It is difficult to remove and substitute an alternate executor/trustee as a will-maker has the right to choose their executor and trustee.
That choice is entitled to deference and will only be interfered with if there is clear and cogent evidence to do so. In Parker v. Thompson (Trustee), 2014 BCSC 1916, Hinkson, C.J.S.C. stated:
In Haines v. Haines, 2012 ONSC 1816 at para. 10 as equally applicable to the removal of the trustee:
In Johnson v. Lanka, 2010 ONSC 4124, (2010), 103 O.R. (3d) 258 at para. 15, Pattillo J. summarized the principles that should guide the court’s discretion in deciding whether to remove estate trustees:
(a) the court will not lightly interfere with the testator’s choice of estate trustee;
(b) clear evidence of necessity is required;
(c) the court’s main consideration is the welfare of the beneficiaries; and

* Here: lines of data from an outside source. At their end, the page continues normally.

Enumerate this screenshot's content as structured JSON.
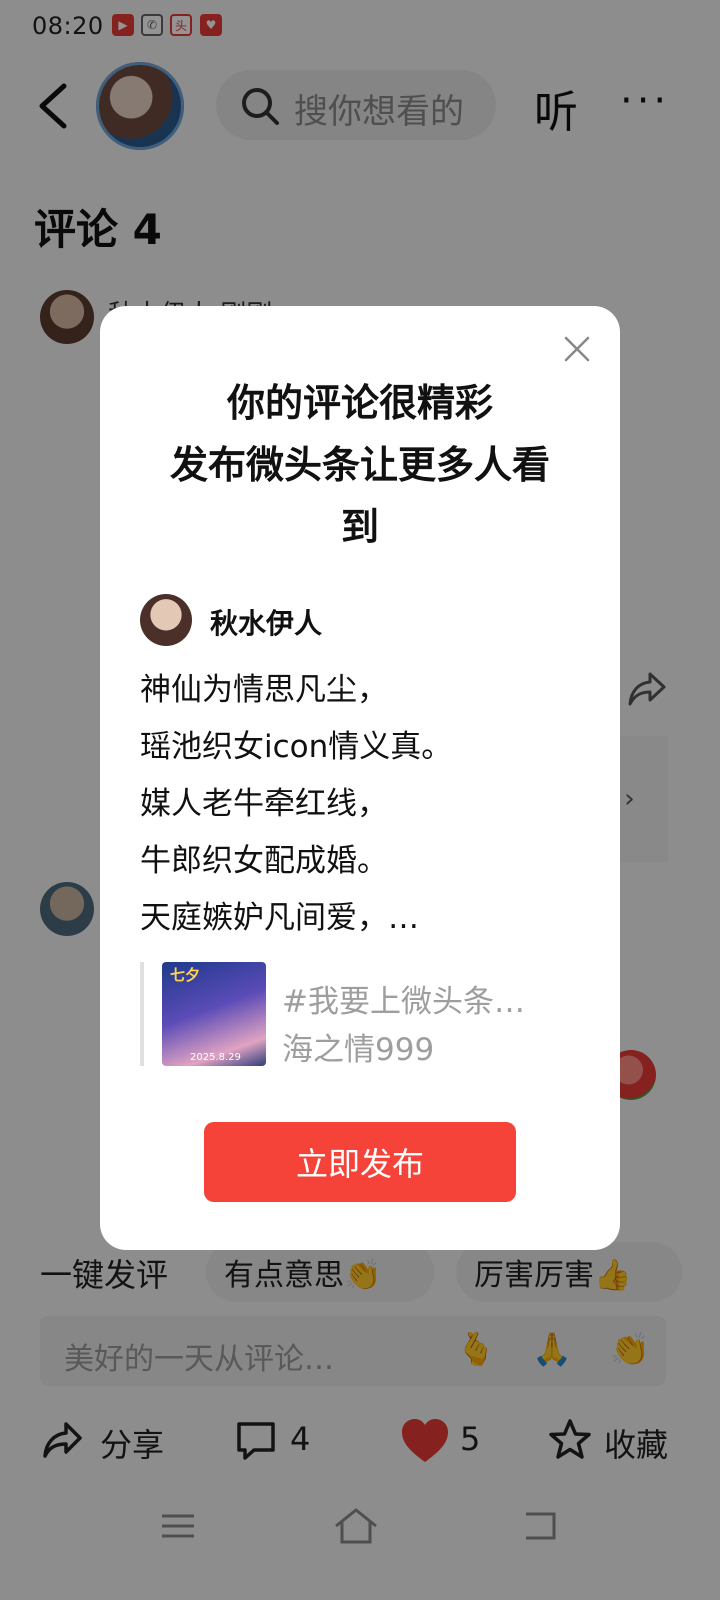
{
  "status_bar": {
    "time": "08:20",
    "icons": [
      "video-app-icon",
      "wechat-icon",
      "toutiao-news-icon",
      "huawei-health-icon"
    ]
  },
  "top_bar": {
    "search_placeholder": "搜你想看的",
    "listen_label": "听",
    "more_label": "···"
  },
  "comments": {
    "title": "评论 4",
    "first_commenter": "秋水伊人 刚刚",
    "side_card_label": "会 ›"
  },
  "quick_reply": {
    "label": "一键发评",
    "chips": [
      "有点意思👏",
      "厉害厉害👍"
    ]
  },
  "comment_input": {
    "placeholder": "美好的一天从评论…",
    "emojis": [
      "🫰",
      "🙏",
      "👏"
    ]
  },
  "actions": {
    "share_label": "分享",
    "comment_count": "4",
    "like_count": "5",
    "favorite_label": "收藏"
  },
  "dialog": {
    "title_lines": [
      "你的评论很精彩",
      "发布微头条让更多人看",
      "到"
    ],
    "author": "秋水伊人",
    "poem_lines": [
      "神仙为情思凡尘，",
      "瑶池织女icon情义真。",
      "媒人老牛牵红线，",
      "牛郎织女配成婚。",
      "天庭嫉妒凡间爱，…"
    ],
    "quote_title": "#我要上微头条…",
    "quote_author": "海之情999",
    "thumb_tag": "七夕",
    "thumb_date": "2025.8.29",
    "publish_label": "立即发布"
  },
  "colors": {
    "accent": "#f5433a",
    "like": "#e53935"
  }
}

(d) the estate trustee’s acts or omissions must be of such a nature as to endanger the administration of the trust.
See also Burke v. Burke, 2019 BCSC 383 at para. 29.
In addition, “not every actual or perceived conflict should lead to disqualification of an executor”. Each case turns on its own facts: Burke at para. 43.

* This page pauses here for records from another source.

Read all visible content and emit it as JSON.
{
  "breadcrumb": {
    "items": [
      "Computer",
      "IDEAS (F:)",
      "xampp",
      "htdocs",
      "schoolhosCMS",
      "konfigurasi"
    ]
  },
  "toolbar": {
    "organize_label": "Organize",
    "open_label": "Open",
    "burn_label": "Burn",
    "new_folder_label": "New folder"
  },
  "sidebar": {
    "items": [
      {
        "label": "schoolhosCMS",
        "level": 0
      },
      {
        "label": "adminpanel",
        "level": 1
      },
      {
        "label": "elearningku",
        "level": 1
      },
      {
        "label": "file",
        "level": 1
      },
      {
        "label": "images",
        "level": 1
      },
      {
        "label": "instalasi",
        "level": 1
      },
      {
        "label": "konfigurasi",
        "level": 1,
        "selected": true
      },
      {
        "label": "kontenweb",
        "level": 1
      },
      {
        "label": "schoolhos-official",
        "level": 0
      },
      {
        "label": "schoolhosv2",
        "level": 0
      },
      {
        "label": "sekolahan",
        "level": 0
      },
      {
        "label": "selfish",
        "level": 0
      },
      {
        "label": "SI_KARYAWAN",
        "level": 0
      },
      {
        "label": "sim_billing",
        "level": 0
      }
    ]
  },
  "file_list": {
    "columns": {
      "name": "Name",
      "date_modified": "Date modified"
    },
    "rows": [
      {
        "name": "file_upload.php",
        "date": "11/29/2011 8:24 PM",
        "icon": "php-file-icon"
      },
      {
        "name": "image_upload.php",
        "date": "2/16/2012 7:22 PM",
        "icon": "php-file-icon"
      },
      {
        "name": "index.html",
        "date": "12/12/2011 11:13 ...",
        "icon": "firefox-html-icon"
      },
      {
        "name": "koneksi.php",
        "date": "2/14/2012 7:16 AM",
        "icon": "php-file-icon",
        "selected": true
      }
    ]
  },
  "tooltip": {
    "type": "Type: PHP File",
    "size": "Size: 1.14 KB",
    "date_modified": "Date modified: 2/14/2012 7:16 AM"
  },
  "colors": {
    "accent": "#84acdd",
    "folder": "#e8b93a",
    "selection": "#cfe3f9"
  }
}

s. 30 of the Trustee Act, R.S.B.C. 1996, c. 464 [Trustee Act] . Section 30 states:
Removal of trustees on application
S.30 Trustee Act provides:

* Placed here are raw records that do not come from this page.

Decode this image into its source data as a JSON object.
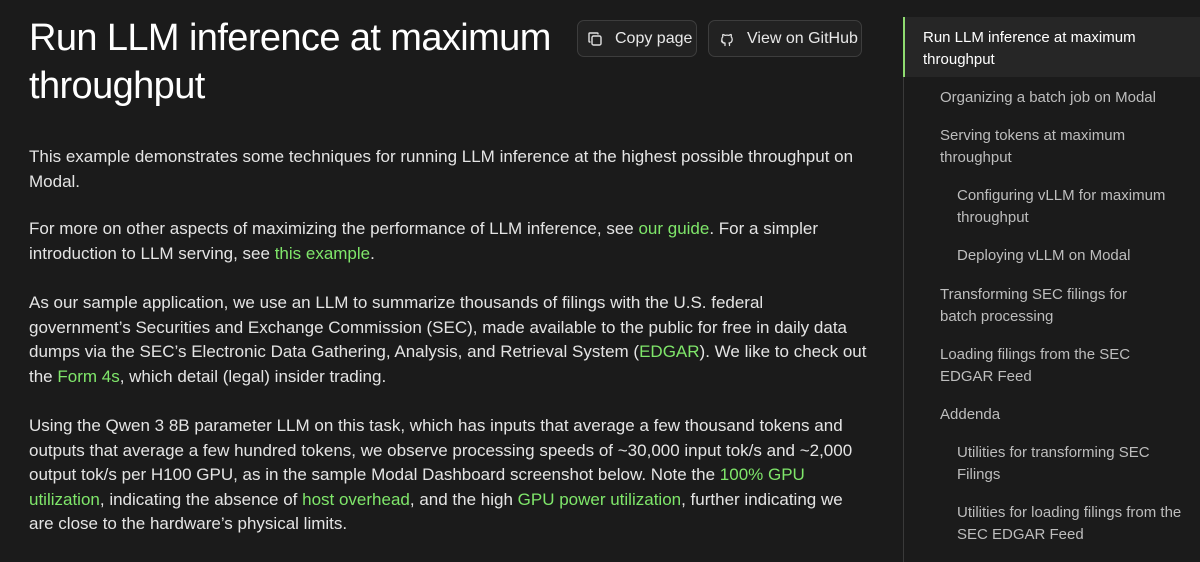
{
  "title": "Run LLM inference at maximum throughput",
  "buttons": {
    "copy_label": "Copy page",
    "github_label": "View on GitHub"
  },
  "icons": [
    "copy-icon",
    "github-icon"
  ],
  "colors": {
    "background": "#1b1b1b",
    "link": "#7fe66a",
    "toc_active_bar": "#8fdc70"
  },
  "paragraphs": {
    "p1": {
      "t1": "This example demonstrates some techniques for running LLM inference at the highest possible throughput on Modal."
    },
    "p2": {
      "t1": "For more on other aspects of maximizing the performance of LLM inference, see ",
      "link1": "our guide",
      "t2": ". For a simpler introduction to LLM serving, see ",
      "link2": "this example",
      "t3": "."
    },
    "p3": {
      "t1": "As our sample application, we use an LLM to summarize thousands of filings with the U.S. federal government’s Securities and Exchange Commission (SEC), made available to the public for free in daily data dumps via the SEC’s Electronic Data Gathering, Analysis, and Retrieval System (",
      "link1": "EDGAR",
      "t2": "). We like to check out the ",
      "link2": "Form 4s",
      "t3": ", which detail (legal) insider trading."
    },
    "p4": {
      "t1": "Using the Qwen 3 8B parameter LLM on this task, which has inputs that average a few thousand tokens and outputs that average a few hundred tokens, we observe processing speeds of ~30,000 input tok/s and ~2,000 output tok/s per H100 GPU, as in the sample Modal Dashboard screenshot below. Note the ",
      "link1": "100% GPU utilization",
      "t2": ", indicating the absence of ",
      "link2": "host overhead",
      "t3": ", and the high ",
      "link3": "GPU power utilization",
      "t4": ", further indicating we are close to the hardware’s physical limits."
    }
  },
  "toc": {
    "items": [
      {
        "label": "Run LLM inference at maximum throughput",
        "active": true
      },
      {
        "label": "Organizing a batch job on Modal"
      },
      {
        "label": "Serving tokens at maximum throughput"
      },
      {
        "label": "Configuring vLLM for maximum throughput"
      },
      {
        "label": "Deploying vLLM on Modal"
      },
      {
        "label": "Transforming SEC filings for batch processing"
      },
      {
        "label": "Loading filings from the SEC EDGAR Feed"
      },
      {
        "label": "Addenda"
      },
      {
        "label": "Utilities for transforming SEC Filings"
      },
      {
        "label": "Utilities for loading filings from the SEC EDGAR Feed"
      }
    ]
  }
}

A trustee or receiver appointed by any court may be removed and a trustee, trustees or receiver substituted in place of him or her, at any time on application to the court by any trust who is not under legal disability, with the consent and approval or a majority in interest and number of the trust beneficiaries who are also not under legal disability.
s. 31 of the Trustee Act provides the authority needed to replace the executor. Section 31 provides:
Power of court to appoint new trustees
31 If it is expedient to appoint a new trustee and it is found inexpedient, difficult or impracticable to do so without the assistance of the court, it is lawful for the court to make an order appointing a new trustee or trustees, whether there is an existing trustee or not at the time of making the order, and either in substitution for or in addition to any existing trustees.
s. 158 and 159 of WESA also provides for the removal or passing over of a personal representative.
In Dahle Estate (Re), 2021 BCSC 718 at para. 20 there are four categories of conduct by an executor that will warrant their removal:
(1) endangerment of trust property;
(2) want of honesty;
(3) want of proper capacity to execute the duties; and
(4) want of reasonable fidelity.